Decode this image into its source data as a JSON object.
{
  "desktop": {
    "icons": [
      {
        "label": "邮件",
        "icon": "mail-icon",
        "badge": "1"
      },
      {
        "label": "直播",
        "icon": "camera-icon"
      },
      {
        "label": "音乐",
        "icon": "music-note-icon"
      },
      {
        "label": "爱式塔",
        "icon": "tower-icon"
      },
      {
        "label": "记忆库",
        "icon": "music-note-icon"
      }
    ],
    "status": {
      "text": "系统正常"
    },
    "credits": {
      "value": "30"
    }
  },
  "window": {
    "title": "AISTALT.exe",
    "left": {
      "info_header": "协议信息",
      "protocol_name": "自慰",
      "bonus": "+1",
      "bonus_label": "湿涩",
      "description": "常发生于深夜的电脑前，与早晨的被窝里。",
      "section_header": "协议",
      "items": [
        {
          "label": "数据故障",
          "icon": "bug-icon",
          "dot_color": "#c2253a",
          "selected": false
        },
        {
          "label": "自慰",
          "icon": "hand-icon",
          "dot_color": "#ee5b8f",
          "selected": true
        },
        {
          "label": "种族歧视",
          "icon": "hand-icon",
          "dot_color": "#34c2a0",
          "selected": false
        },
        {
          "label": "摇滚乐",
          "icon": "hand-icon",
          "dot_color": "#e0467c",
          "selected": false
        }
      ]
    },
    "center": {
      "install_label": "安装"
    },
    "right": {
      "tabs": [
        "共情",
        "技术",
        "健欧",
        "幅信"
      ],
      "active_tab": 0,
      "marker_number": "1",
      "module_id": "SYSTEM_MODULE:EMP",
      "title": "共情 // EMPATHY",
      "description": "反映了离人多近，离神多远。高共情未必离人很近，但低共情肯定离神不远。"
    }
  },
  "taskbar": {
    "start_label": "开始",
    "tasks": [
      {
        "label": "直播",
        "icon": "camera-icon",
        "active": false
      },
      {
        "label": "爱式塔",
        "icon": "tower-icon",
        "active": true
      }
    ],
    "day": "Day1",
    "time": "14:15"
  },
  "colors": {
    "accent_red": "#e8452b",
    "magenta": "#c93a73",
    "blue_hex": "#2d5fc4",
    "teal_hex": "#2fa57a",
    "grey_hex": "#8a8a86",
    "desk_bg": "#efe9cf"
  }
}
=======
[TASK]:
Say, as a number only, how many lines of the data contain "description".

[SOLUTION TO THE EXERCISE]:
2